Life is a means to an end, and by“end” I do not mean a cessation of being alive. Our lives are vehicles to reach our goals, whatever they may be. The best and worst part is that our goals change as life goes on. Like a road triphas many short distance destinations before getting to the final location, lifehas many landmarks, which we use to identify ourselves. Another aspect of lifethat follows this metaphor is that things go wrong- we have to take detours, hitchhike when the car breaks down, stop at the rest station for emergencybathroom brakes and, sometimes, we never get to our planned location.
Twenty-three years doesn’t seem so long in the grand scheme of things. There are pennies older than I am. However, life can be very long when you have had to improvise and change direction so many times. I feel a lot like a car that has made too many short trips for errands and work and now is running out of juice in its battery. As we all know, cars stop running when their batteries lose charge. I have had to replace my metaphorical battery several times, which gets costly in the long run.
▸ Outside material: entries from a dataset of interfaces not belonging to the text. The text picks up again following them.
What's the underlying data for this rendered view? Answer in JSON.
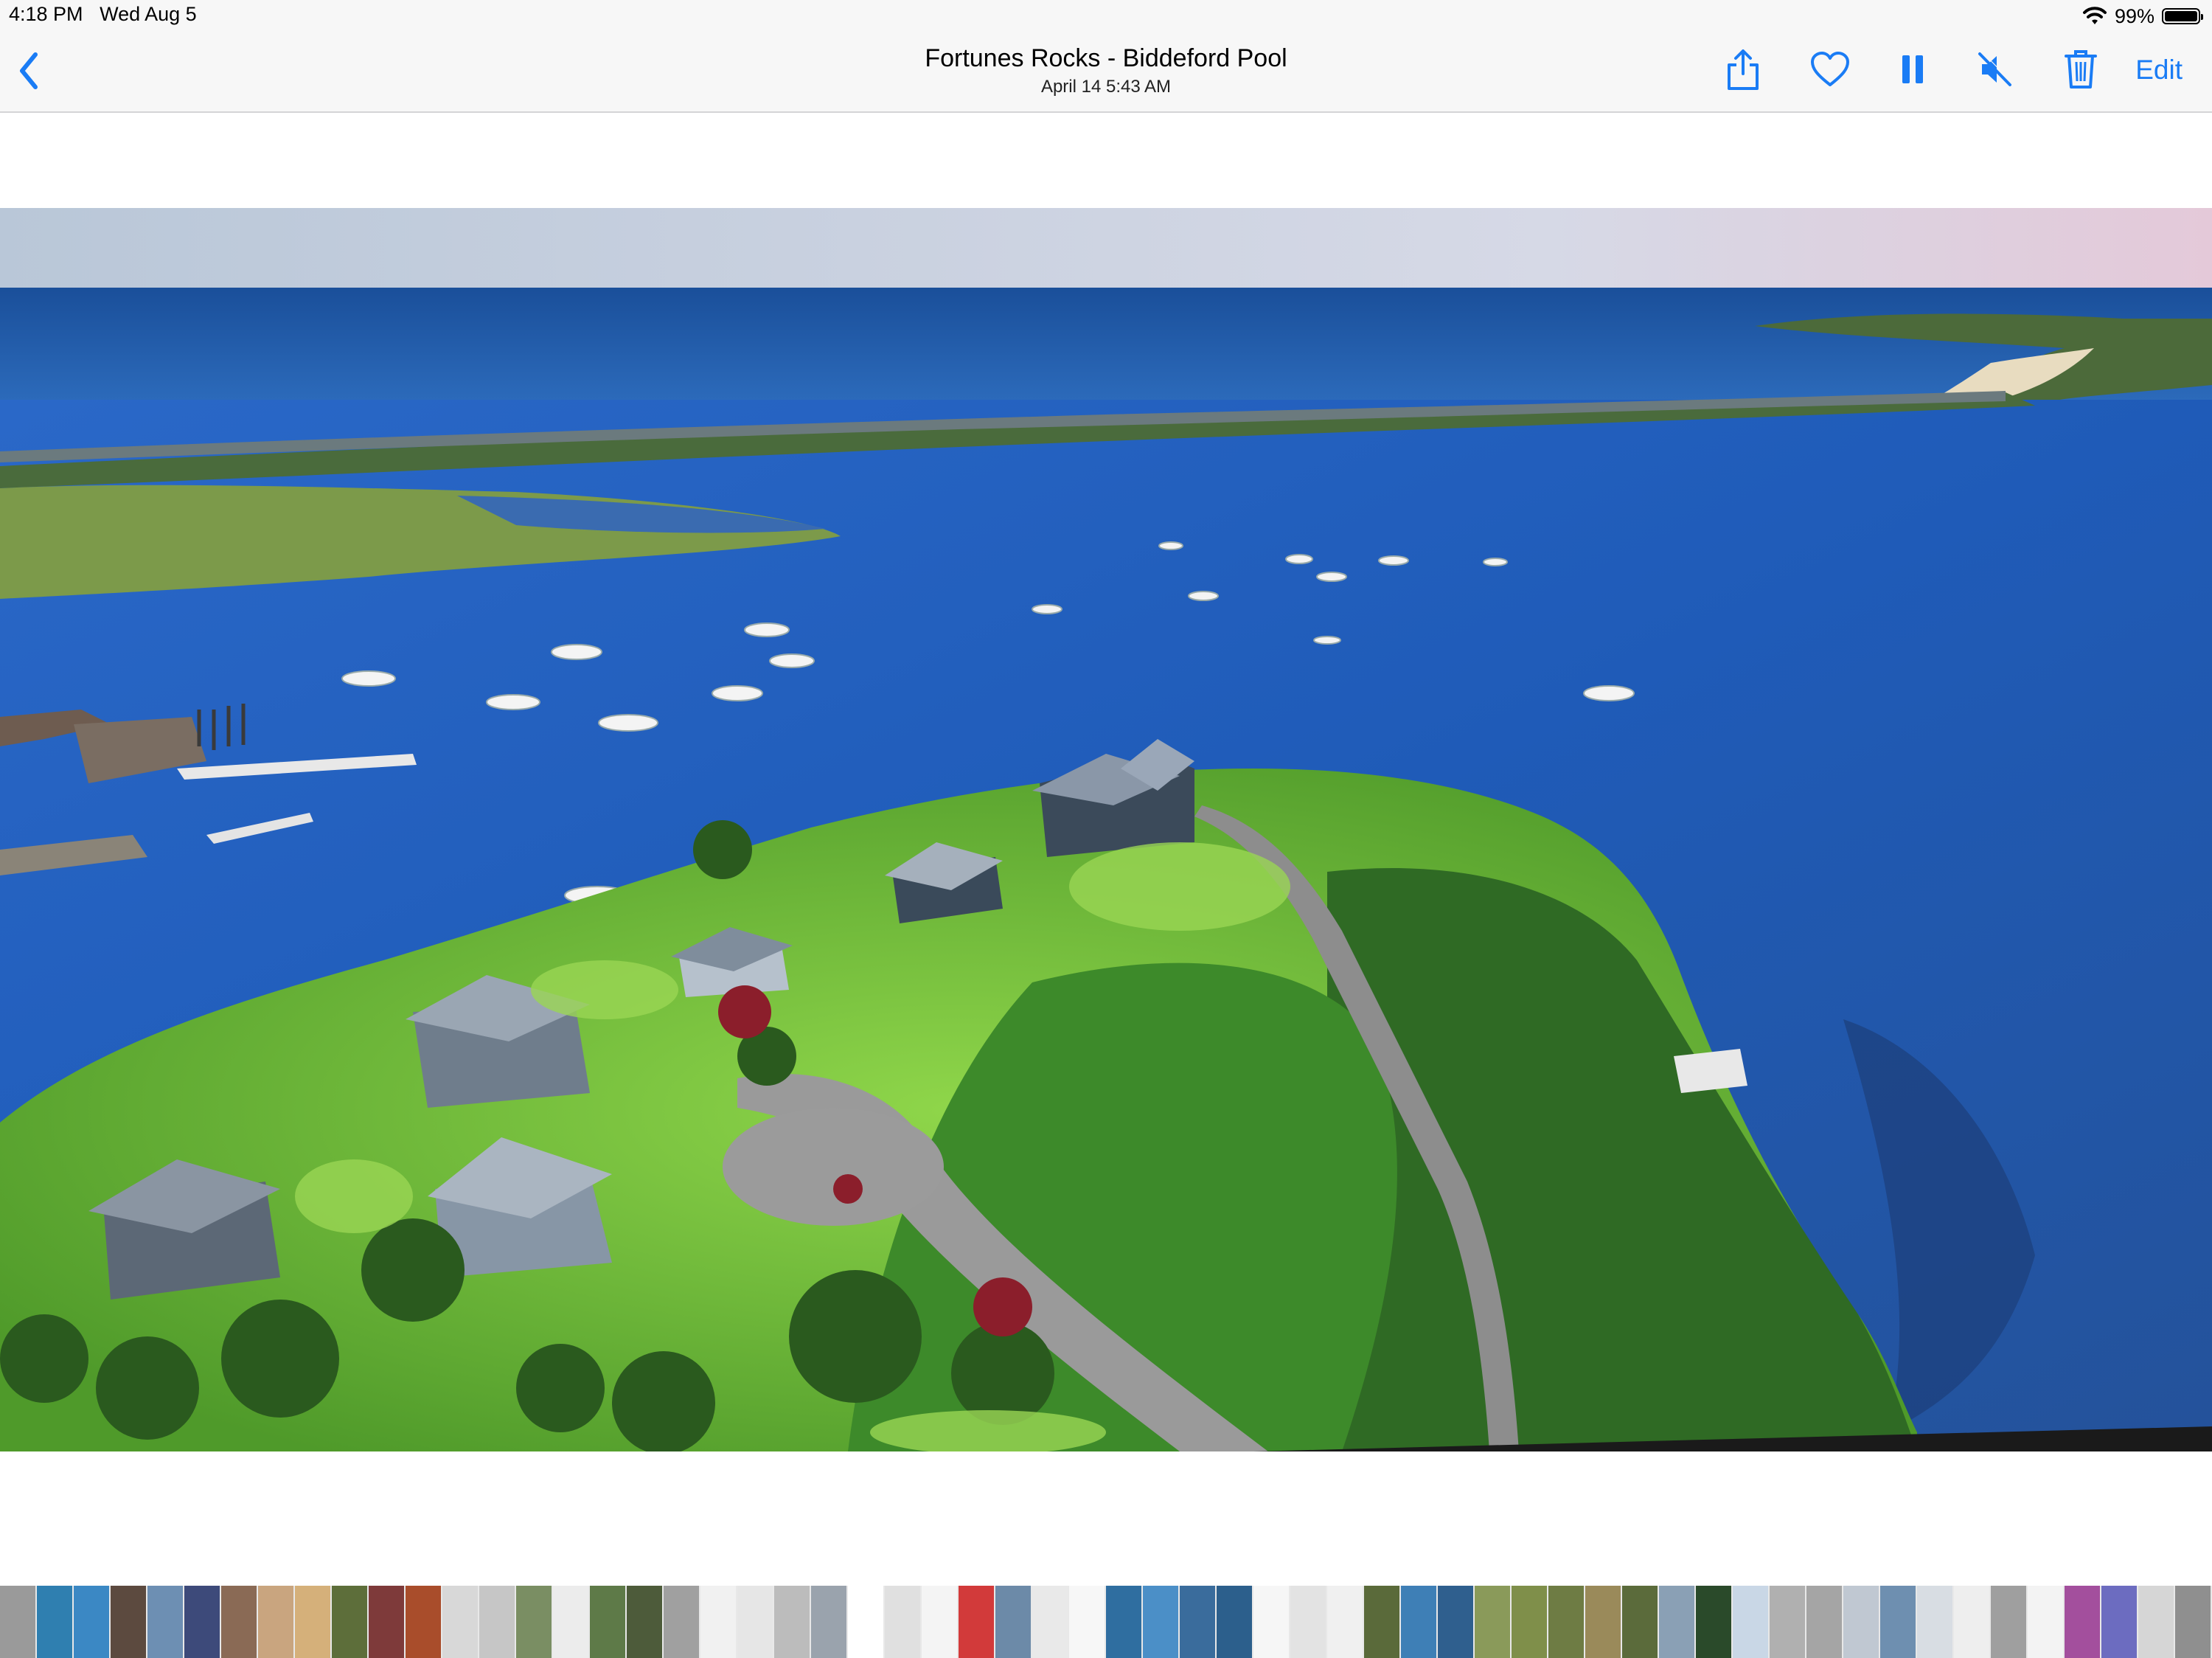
{
  "status_bar": {
    "time": "4:18 PM",
    "date": "Wed Aug 5",
    "battery": "99%",
    "battery_level": 0.99
  },
  "nav": {
    "title": "Fortunes Rocks - Biddeford Pool",
    "subtitle": "April 14  5:43 AM",
    "edit_label": "Edit",
    "icons": [
      "chevron-left-icon",
      "share-icon",
      "heart-icon",
      "pause-icon",
      "speaker-muted-icon",
      "trash-icon"
    ],
    "accent_color": "#1a7cf5"
  },
  "photo": {
    "subject": "aerial view of coastal peninsula with houses, moored boats and ocean"
  },
  "filmstrip": {
    "thumbnail_colors": [
      "#9a9a9a",
      "#2f7fb0",
      "#3b88c4",
      "#5c4a3f",
      "#6d8fb3",
      "#3d4a7a",
      "#8a6a55",
      "#c9a57f",
      "#d5b07a",
      "#5d6e3a",
      "#7e3a3a",
      "#a94d2b",
      "#d8d8d8",
      "#c6c6c6",
      "#7a8e63",
      "#ececec",
      "#5e7a48",
      "#4d5b3a",
      "#a0a0a0",
      "#f1f1f1",
      "#e6e6e6",
      "#bcbcbc",
      "#9aa3ad",
      "#ffffff",
      "#e0e0e0",
      "#f4f4f4",
      "#d23a3a",
      "#6c8aa8",
      "#e9e9e9",
      "#f7f7f7",
      "#2f6ea0",
      "#4b8fc7",
      "#3a6c9c",
      "#2c5f8c",
      "#f6f6f6",
      "#e3e3e3",
      "#f0f0f0",
      "#5a6a3a",
      "#3e7fb6",
      "#2f5f8e",
      "#8a9a5a",
      "#7f8f4a",
      "#6e7c44",
      "#9a8a5a",
      "#5b6b3b",
      "#8aa0b5",
      "#2a4a2a",
      "#c9d7e6",
      "#b0b0b0",
      "#a5a5a5",
      "#c0c8d2",
      "#6e8fb0",
      "#d8dde3",
      "#eeeeee",
      "#9f9f9f",
      "#f3f3f3",
      "#a34f9d",
      "#6c6cc0",
      "#d6d6d6",
      "#8f8f8f",
      "#b9b9b9",
      "#7a8fa3",
      "#c7c7c7",
      "#a98f6a",
      "#b38acb",
      "#9d9d9d"
    ]
  }
}
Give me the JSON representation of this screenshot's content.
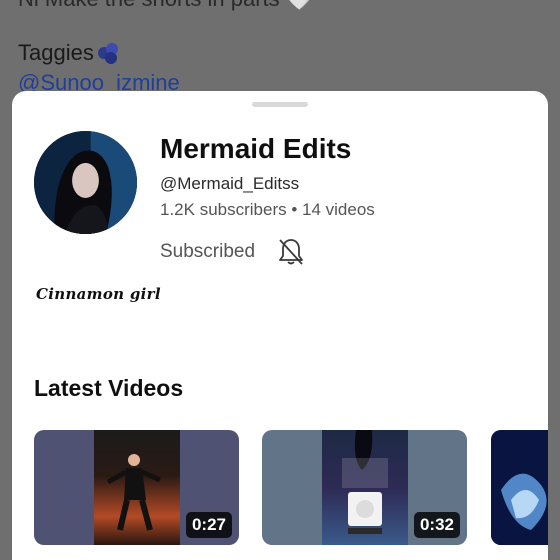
{
  "background": {
    "description_line": "Ni Make the shorts in parts 🤍",
    "tag_label": "Taggies",
    "tag_emoji": "blueberries-icon",
    "mention": "@Sunoo_izmine"
  },
  "channel": {
    "name": "Mermaid Edits",
    "handle": "@Mermaid_Editss",
    "stats": "1.2K subscribers • 14 videos",
    "subscribe_status": "Subscribed",
    "notification_icon": "bell-off-icon",
    "tagline": "Cinnamon girl"
  },
  "latest": {
    "title": "Latest Videos",
    "videos": [
      {
        "duration": "0:27"
      },
      {
        "duration": "0:32"
      }
    ]
  },
  "colors": {
    "accent_link": "#1f3f99",
    "sheet_bg": "#ffffff",
    "overlay": "#6f6f6f"
  }
}
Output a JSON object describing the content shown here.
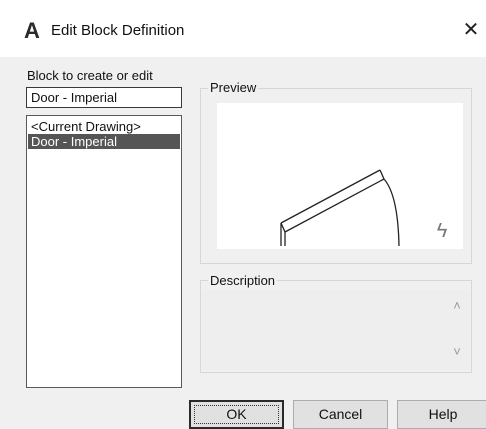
{
  "window": {
    "title": "Edit Block Definition",
    "app_icon_glyph": "A",
    "app_icon_name": "autocad-icon",
    "close_glyph": "✕"
  },
  "block_selector": {
    "label": "Block to create or edit",
    "name_value": "Door - Imperial",
    "list_items": [
      {
        "label": "<Current Drawing>",
        "selected": false
      },
      {
        "label": "Door - Imperial",
        "selected": true
      }
    ]
  },
  "preview": {
    "label": "Preview",
    "corner_icon": "lightning-icon",
    "corner_glyph": "ϟ"
  },
  "description": {
    "label": "Description",
    "value": "",
    "scroll_up_glyph": "˄",
    "scroll_down_glyph": "˅"
  },
  "buttons": {
    "ok": "OK",
    "cancel": "Cancel",
    "help": "Help"
  },
  "colors": {
    "dialog_bg": "#f0f0f0",
    "selection_bg": "#555555",
    "button_bg": "#e1e1e1"
  }
}
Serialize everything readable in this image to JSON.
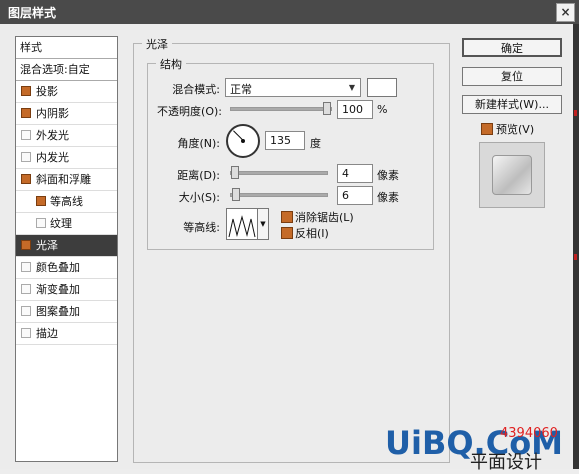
{
  "window": {
    "title": "图层样式",
    "close": "×"
  },
  "style_list": {
    "header": "样式",
    "blend_options": "混合选项:自定",
    "items": [
      {
        "label": "投影",
        "checked": true
      },
      {
        "label": "内阴影",
        "checked": true
      },
      {
        "label": "外发光",
        "checked": false
      },
      {
        "label": "内发光",
        "checked": false
      },
      {
        "label": "斜面和浮雕",
        "checked": true
      },
      {
        "label": "等高线",
        "checked": true
      },
      {
        "label": "纹理",
        "checked": false
      },
      {
        "label": "光泽",
        "checked": true
      },
      {
        "label": "颜色叠加",
        "checked": false
      },
      {
        "label": "渐变叠加",
        "checked": false
      },
      {
        "label": "图案叠加",
        "checked": false
      },
      {
        "label": "描边",
        "checked": false
      }
    ]
  },
  "gloss": {
    "title": "光泽",
    "structure_title": "结构",
    "blend_mode_label": "混合模式:",
    "blend_mode_value": "正常",
    "opacity_label": "不透明度(O):",
    "opacity_value": "100",
    "opacity_unit": "%",
    "angle_label": "角度(N):",
    "angle_value": "135",
    "angle_unit": "度",
    "distance_label": "距离(D):",
    "distance_value": "4",
    "distance_unit": "像素",
    "size_label": "大小(S):",
    "size_value": "6",
    "size_unit": "像素",
    "contour_label": "等高线:",
    "anti_alias_label": "消除锯齿(L)",
    "anti_alias_checked": true,
    "invert_label": "反相(I)",
    "invert_checked": true
  },
  "buttons": {
    "ok": "确定",
    "reset": "复位",
    "new_style": "新建样式(W)...",
    "preview_label": "预览(V)",
    "preview_checked": true
  },
  "watermark": {
    "site": "UiBQ.CoM",
    "number": "4394060",
    "caption": "平面设计"
  },
  "colors": {
    "checkbox_on": "#c46a28",
    "selected_row": "#3d3d3d",
    "titlebar": "#4a4a4a",
    "watermark_blue": "#1f5fa8",
    "watermark_red": "#e02020"
  }
}
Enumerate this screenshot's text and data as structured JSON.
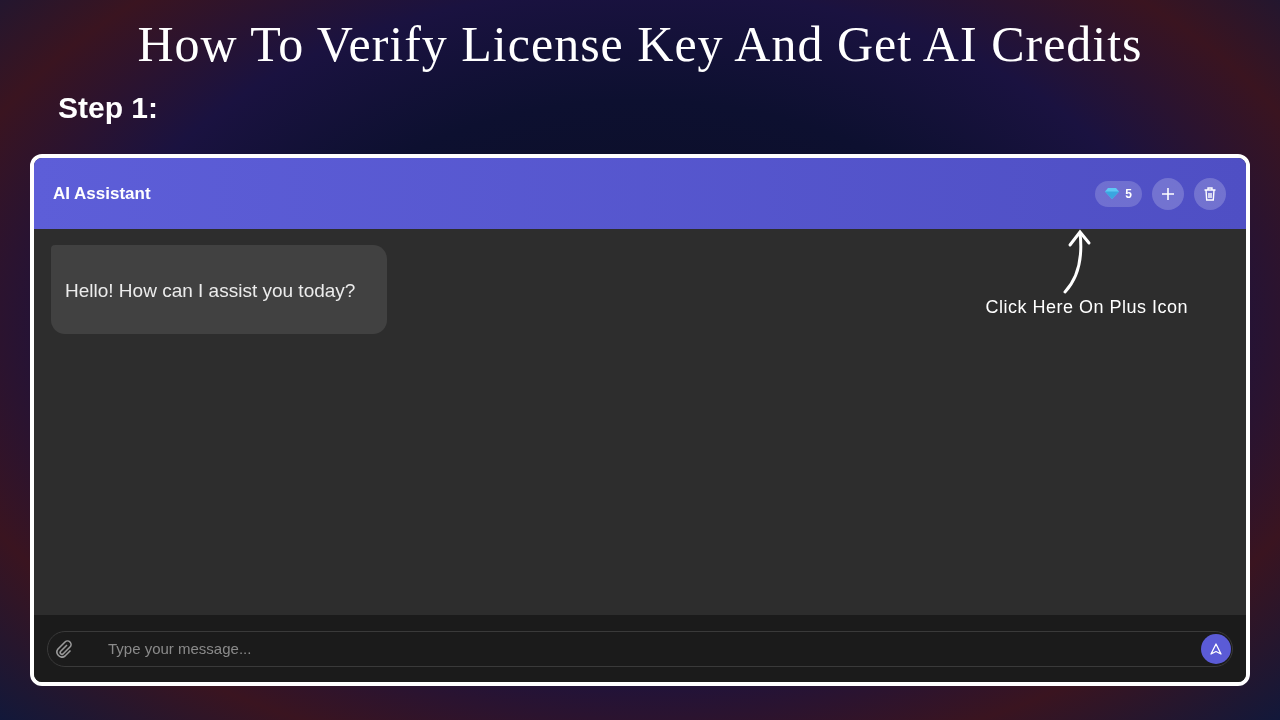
{
  "title": "How To Verify License Key And Get AI Credits",
  "step": "Step 1:",
  "window": {
    "title": "AI Assistant",
    "credits": "5"
  },
  "messages": [
    {
      "text": "Hello! How can I assist you today?"
    }
  ],
  "annotation": {
    "text": "Click Here On Plus Icon"
  },
  "composer": {
    "placeholder": "Type your message..."
  }
}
At that point, you start wondering if you should ditch your car; unfortunately, we only get one “car”.
You may wonder what sort of short destinations I have had to face. After all, as I mentioned before, I am technically youthful. Firstly, are external forces such as my parents andenvironment prescribe the goals to me: be a good daughter, be a good Chinese daughter, be more American, be more Indonesian, be more social, be less social, study more, get better grades, make more friends, don’t spend so much time with friends, be something useful (doctor or lawyer), be useful (scrub the kitchen on your hands and knees), keep your mouth shut, stop crying, stop being so sensitive, care more about how we (my father and stepmother) feel, stop caring so much about other people, agree with all our ideals, think for yourself (i.e.common sense), only think what we tell you to.
You know what? I did do all these things. Even now I struggle with some of these things despite being far removed from the environment that demanded it of me. The only difference I have found is that now our culture also expects things of me: get a full time job, work until you’re exhausted, spend money to fill the empty space in your life, give money for charity, volunteer, travel the world, save money, be more frugal, relax, take time for yourself, put family first, love yourself, be self-less, contribute to the system of oligarchy, keep your thoughts to yourself, speak out about your thoughts, stop being so sensitive (because I am a woman), be more feminine, lose weight, love your body, be healthier, live within your means, follow, disobey.
Now, if you have paying attention, you would realized that I must have developed some sense of self-awareness to realize the contradictions and impossibly fickle expectations thrust uponme. In my adolescence, I became both bitter and closed alongside loving and open. Each were respectively triggered by realizing my family was not all I have (nor their view of me) and findingothers who cared about how I felt, about my health, and best of all, acknowledged I was trying my best within my own circumstances. By now, I have pared down my expectations of myself to a very basic set of rules: see beauty in the world, face ugliness in the world, and know they are not mutually exclusive.
The best way to present the beauty inthe world for me is to create things. I have taken to writing poetry, drawing, painting, crafting and singing, and dancing to show the beauty I feel inside. I want other people to see the beauty both inside of themselves and within their own worlds. I want other people to narrow their demons to a medium so that they can face them head on rather than feeling overwhelmed by a vagueness they can’t control. I want to help others figure out their own rules, navigate the maps, and jump their batteries because we are more than our “cars” and we are more than our final destination. We are the diners we stop by on our way, we are the people we meet there, we are the way we can drive our own steering wheel with or without cruise control, we are the way our “cars” meet others in intersections, we are the car crashes than bring our worlds down, we are the auto-shop that sends us back on our way, we are the clear stars on a quiet road, we are thebright blue sky and the wind in our hair, we are bigger than we believe and smaller than we think. We are never truly alone.
(Even if we have never owned a car in our lives and refuse to get our driver’s license.)